Some of our recent progress in higher efficiency thermoelectric materials can be attributed to nanoscale enhancement. Physically, nanostructured TE enhancement aims to split the interdependence of the electrical and thermal transport, allowing for greater optimization of the thermoelectric properties. One consequence of nanostructure is the increase of interfaces. Interface scattering of phonons and charge carriers plays an important role in understanding the fundamental physics behind this enhancement. The presence of interfacial energy barriers filters the carrier energy traversing the interface, restricting those energies that limit the mean carrier energy. This increases the Seebeck coefficient, as its value depends on the mean carrier energies relative to those at the Fermi level. Understanding the physical mechanism responsible for Seebeck enhancement in these materials is one of our goals. We are currently investigating the transport properties of doped and undoped nanocomposites, i.e. nanocrystals densified within a macro-scale nanocomposite, in order to promote further insight and stimulate fundamental research into the transport of polycrystalline bulk semiconductor grain boundaries. To this end, we have developed a novel approach to prepare chalcogenide dimensional nanocomposites by densifying nanocrystals (10 - 100 nm) synthesized employing an aqueous solution-phase reaction with high yield and low cost. The carrier concentration of these nanocomposites is adjusted by directly doping the nanocrystals, necessary for thermoelectric optimization. An enhancement in the TE properties has been realized in these nanocomposites, as compared to that of similar bulk compositions.

TEM images of nanocrystalline materials synthesized in the Novel Materials Laboratory

Hydrogen Storage

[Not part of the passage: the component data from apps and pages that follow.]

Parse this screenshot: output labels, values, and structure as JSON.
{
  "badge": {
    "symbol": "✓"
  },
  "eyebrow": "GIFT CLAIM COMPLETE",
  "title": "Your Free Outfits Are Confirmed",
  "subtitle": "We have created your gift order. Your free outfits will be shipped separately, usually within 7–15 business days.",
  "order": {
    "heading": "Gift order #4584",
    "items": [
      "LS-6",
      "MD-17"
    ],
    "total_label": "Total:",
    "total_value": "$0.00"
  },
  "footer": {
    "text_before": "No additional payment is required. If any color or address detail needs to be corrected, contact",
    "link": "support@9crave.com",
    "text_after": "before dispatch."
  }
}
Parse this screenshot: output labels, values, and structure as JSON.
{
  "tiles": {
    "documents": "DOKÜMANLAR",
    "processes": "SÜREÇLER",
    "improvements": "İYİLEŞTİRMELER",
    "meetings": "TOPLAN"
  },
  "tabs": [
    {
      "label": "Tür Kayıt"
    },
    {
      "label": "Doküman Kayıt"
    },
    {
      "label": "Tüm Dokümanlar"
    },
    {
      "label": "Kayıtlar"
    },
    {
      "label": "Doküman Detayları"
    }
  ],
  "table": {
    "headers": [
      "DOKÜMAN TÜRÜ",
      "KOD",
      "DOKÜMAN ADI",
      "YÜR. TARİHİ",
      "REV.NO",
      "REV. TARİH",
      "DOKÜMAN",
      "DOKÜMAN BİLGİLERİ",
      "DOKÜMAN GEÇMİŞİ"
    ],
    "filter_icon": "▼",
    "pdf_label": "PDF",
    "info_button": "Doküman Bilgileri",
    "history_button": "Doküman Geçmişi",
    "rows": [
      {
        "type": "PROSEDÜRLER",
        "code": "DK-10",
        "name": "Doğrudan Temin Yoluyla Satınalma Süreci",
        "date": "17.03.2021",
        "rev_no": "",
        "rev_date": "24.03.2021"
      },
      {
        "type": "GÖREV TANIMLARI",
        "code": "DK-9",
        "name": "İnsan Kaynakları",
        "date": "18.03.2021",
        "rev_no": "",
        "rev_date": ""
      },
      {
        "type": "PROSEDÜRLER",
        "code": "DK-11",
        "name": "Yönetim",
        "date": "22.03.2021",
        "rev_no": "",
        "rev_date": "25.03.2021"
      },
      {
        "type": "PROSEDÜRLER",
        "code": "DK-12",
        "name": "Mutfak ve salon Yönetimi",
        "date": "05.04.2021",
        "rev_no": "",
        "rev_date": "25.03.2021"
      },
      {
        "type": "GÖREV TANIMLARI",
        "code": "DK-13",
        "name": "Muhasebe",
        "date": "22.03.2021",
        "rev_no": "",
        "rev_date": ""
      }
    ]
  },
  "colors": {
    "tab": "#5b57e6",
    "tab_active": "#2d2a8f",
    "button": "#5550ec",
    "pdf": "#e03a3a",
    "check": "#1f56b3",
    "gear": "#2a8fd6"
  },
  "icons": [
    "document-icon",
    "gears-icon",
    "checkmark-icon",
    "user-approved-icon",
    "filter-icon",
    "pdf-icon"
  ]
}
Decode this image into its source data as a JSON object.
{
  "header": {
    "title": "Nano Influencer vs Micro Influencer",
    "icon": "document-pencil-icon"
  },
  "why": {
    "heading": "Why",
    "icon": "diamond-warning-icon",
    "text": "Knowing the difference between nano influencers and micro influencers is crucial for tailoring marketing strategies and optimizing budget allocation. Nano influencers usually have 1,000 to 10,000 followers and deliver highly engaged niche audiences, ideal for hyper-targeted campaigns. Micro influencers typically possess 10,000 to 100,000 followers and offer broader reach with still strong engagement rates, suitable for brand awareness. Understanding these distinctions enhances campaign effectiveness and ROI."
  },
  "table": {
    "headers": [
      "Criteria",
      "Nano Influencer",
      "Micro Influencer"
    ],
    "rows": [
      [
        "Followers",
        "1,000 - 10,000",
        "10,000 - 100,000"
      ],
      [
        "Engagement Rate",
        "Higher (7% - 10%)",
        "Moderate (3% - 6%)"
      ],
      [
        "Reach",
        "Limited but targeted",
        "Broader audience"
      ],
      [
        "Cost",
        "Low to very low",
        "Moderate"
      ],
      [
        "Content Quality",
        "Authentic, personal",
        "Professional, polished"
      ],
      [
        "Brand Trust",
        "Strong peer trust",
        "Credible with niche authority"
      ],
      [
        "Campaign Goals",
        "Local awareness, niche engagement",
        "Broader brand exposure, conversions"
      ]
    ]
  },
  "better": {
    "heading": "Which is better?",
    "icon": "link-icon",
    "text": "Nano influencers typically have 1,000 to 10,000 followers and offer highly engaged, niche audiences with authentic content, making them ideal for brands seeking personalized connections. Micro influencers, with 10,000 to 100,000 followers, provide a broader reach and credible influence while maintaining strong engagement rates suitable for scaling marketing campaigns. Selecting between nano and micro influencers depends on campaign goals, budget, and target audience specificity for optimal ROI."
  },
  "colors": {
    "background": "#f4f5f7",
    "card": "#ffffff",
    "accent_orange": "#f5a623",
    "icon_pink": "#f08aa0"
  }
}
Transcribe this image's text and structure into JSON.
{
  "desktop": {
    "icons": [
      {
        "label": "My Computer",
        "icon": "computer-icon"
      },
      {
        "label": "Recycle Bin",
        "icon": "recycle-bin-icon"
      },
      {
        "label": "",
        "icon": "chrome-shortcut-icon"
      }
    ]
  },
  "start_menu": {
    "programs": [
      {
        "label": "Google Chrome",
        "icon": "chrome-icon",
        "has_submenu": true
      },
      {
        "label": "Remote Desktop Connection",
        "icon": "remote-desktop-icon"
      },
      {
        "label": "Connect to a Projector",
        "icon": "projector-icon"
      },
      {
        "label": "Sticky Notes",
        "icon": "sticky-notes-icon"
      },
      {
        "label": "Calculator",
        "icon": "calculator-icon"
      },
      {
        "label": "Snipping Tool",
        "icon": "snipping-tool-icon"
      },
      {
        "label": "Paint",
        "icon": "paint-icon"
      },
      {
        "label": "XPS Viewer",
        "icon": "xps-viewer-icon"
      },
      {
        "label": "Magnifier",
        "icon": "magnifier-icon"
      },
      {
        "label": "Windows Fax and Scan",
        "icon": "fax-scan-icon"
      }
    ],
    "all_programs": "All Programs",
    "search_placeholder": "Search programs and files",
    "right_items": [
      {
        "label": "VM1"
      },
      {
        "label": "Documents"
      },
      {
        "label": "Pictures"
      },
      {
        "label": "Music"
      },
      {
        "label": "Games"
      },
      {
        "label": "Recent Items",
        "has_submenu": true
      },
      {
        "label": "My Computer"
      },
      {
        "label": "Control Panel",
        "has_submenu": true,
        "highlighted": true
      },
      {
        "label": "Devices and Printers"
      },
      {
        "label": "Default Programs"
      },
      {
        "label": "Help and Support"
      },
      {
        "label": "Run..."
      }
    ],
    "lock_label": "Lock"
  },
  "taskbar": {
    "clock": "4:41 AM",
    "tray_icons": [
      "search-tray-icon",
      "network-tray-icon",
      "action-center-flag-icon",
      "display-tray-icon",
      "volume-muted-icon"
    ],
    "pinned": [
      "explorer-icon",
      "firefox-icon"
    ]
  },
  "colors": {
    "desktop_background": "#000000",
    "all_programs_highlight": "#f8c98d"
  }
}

In spite of great progress in most of the last century in solid state materials and the developments of highly refined porous solids, our ever growing technological needs require novel approaches in order to develop the required novel materials. The ability to design tunable porous solids with zeolite-like topologies will allow for the exploration of unique “designer” materials for hydrogen storage applications. One such system has the clathrate hydrate structure. Given the novel “open-structured” framework of clathrates and the corresponding ability to vary the absorption into these polyhedra, together with the potential adsorption on the framework sites, there exists a genuine opportunity to study the hydrogen storage rate and capacity in three-dimensional inorganic framework materials that is rare in most physical systems. Most importantly, this material system is ideal in allowing for conclusive evidence as to the potential of inorganic complexes as hydrogen storage materials. As such it makes this part the investigation both very timely and very important.

Fundamental Research

Building on the current scientific knowledge base is an important aspect of the new materials research. The knowledge obtained through the investigation of the materials research described is an important aspect of our research. An example is the work currently underway on clathrate material systems. Clathrates provide an opportunity to investigate novel phonon and charge scattering phenomena and strucutre-property relationships. Not only is this important from the standpoint of investigating these materials for potential applications, but it also presents an opportunity to investigate fundamental properties of group-IV elements in novel crystal structures. While structural, mechanical, optical, electrical and thermal properties will be studied, the primary goal is to understand the fundamental physics of these properties as a function of structure and stoichiometry.
Home People Publications Conferences Collaborators
Contact Us

For more information about the Novel Materials Laboratory, please contact Dr. George Nolas at

College of Arts
USF Website